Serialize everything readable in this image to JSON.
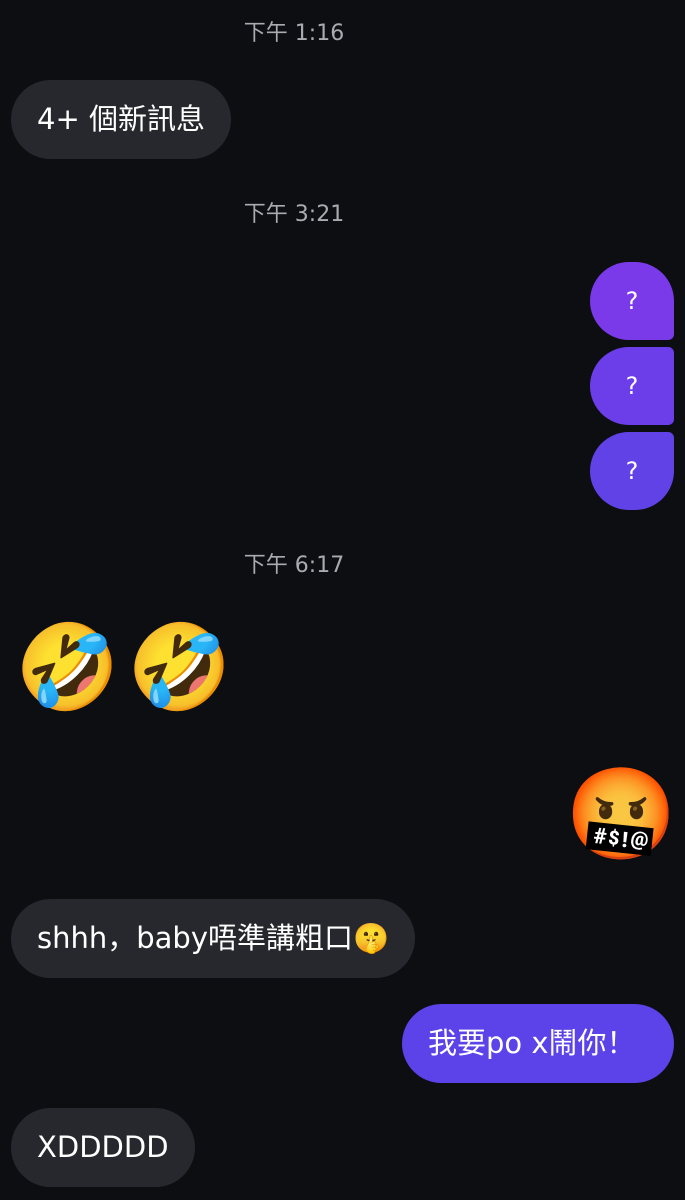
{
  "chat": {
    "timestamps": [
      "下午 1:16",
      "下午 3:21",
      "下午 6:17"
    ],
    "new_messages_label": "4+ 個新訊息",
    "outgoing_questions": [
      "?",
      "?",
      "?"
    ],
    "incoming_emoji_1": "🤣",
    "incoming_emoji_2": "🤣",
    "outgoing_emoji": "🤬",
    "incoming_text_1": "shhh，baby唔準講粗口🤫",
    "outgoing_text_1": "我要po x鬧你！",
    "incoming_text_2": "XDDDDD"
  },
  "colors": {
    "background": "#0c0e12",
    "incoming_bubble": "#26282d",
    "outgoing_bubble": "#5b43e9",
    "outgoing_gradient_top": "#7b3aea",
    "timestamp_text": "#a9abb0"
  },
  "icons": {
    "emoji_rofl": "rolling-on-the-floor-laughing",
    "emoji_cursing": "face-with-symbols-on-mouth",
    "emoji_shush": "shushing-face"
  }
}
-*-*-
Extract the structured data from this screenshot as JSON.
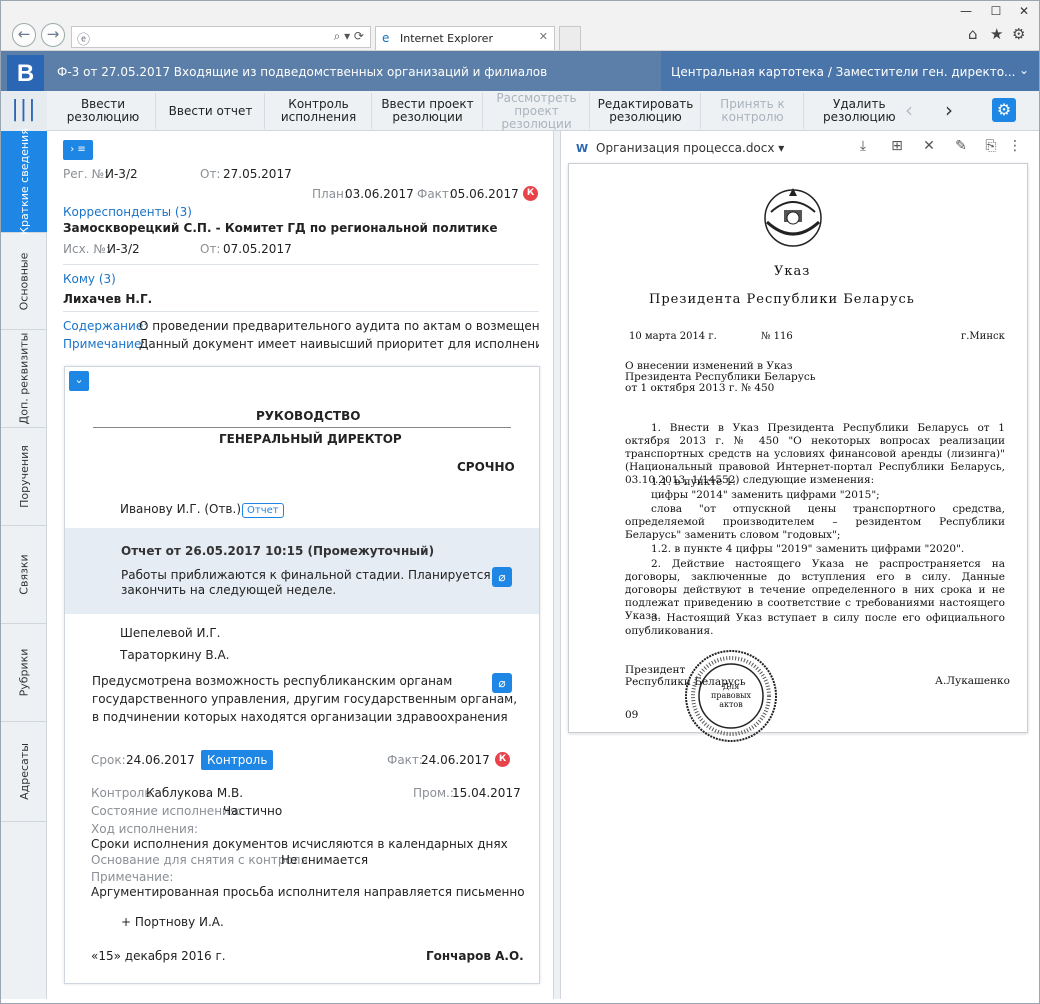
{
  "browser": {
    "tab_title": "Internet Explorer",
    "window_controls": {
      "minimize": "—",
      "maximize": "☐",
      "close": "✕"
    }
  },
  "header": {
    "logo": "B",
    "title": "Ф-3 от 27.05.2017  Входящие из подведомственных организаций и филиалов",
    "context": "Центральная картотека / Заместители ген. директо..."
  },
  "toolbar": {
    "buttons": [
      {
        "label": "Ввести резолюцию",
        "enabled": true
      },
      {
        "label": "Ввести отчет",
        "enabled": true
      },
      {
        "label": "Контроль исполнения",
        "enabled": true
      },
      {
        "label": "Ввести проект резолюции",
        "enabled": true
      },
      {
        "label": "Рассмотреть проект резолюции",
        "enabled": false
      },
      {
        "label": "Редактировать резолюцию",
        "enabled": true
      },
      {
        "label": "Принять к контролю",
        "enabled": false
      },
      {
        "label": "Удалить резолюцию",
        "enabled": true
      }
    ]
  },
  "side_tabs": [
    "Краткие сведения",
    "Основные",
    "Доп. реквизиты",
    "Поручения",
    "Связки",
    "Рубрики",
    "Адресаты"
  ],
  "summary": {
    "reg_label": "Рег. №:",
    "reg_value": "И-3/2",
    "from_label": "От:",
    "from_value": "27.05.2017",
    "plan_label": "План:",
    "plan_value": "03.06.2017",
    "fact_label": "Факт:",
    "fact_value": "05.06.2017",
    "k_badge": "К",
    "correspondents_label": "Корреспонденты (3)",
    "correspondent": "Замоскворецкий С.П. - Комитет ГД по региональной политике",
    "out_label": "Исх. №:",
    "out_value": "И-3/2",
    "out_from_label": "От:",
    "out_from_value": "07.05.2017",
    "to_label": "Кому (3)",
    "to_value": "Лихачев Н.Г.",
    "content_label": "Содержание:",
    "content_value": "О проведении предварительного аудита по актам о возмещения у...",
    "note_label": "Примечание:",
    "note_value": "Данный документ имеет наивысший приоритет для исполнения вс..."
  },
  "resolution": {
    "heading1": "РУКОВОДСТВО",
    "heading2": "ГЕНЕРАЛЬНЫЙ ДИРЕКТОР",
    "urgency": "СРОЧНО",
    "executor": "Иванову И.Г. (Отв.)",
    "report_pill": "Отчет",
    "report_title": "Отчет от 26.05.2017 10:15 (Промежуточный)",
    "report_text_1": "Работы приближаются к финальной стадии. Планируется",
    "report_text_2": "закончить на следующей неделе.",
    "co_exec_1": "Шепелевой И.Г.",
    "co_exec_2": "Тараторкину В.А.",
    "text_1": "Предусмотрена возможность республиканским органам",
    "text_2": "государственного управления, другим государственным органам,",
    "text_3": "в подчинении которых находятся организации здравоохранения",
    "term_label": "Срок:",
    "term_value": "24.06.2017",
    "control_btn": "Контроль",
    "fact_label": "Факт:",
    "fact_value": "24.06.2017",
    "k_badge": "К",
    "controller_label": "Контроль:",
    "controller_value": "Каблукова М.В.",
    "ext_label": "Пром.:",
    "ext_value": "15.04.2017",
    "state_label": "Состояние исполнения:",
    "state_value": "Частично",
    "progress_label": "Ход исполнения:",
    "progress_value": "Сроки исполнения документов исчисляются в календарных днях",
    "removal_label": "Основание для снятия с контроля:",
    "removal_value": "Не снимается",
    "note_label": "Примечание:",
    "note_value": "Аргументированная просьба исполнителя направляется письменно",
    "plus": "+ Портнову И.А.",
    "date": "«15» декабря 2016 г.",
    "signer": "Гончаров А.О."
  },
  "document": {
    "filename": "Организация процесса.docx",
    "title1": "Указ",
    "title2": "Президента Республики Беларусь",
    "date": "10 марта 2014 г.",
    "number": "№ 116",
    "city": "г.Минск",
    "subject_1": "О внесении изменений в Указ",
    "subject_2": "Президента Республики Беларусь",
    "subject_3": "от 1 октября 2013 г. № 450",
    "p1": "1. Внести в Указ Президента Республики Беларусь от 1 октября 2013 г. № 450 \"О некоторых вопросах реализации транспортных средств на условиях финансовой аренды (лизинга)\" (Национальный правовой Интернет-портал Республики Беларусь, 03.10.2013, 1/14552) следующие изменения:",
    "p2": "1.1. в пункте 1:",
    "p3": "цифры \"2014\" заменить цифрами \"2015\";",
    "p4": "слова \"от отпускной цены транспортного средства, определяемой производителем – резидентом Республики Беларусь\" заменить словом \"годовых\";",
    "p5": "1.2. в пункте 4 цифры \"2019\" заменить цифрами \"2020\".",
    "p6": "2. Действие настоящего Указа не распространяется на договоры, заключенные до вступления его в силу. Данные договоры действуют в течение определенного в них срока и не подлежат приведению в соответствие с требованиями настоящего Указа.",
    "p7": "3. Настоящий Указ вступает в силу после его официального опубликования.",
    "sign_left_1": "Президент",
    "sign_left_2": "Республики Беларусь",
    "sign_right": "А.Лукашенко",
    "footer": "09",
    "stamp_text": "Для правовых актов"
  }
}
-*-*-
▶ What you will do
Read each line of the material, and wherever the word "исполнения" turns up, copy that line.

▶ Solution
        "label": "Контроль исполнения",
    "note_value": "Данный документ имеет наивысший приоритет для исполнения вс..."
    "state_label": "Состояние исполнения:",
    "progress_label": "Ход исполнения:",
    "progress_value": "Сроки исполнения документов исчисляются в календарных днях",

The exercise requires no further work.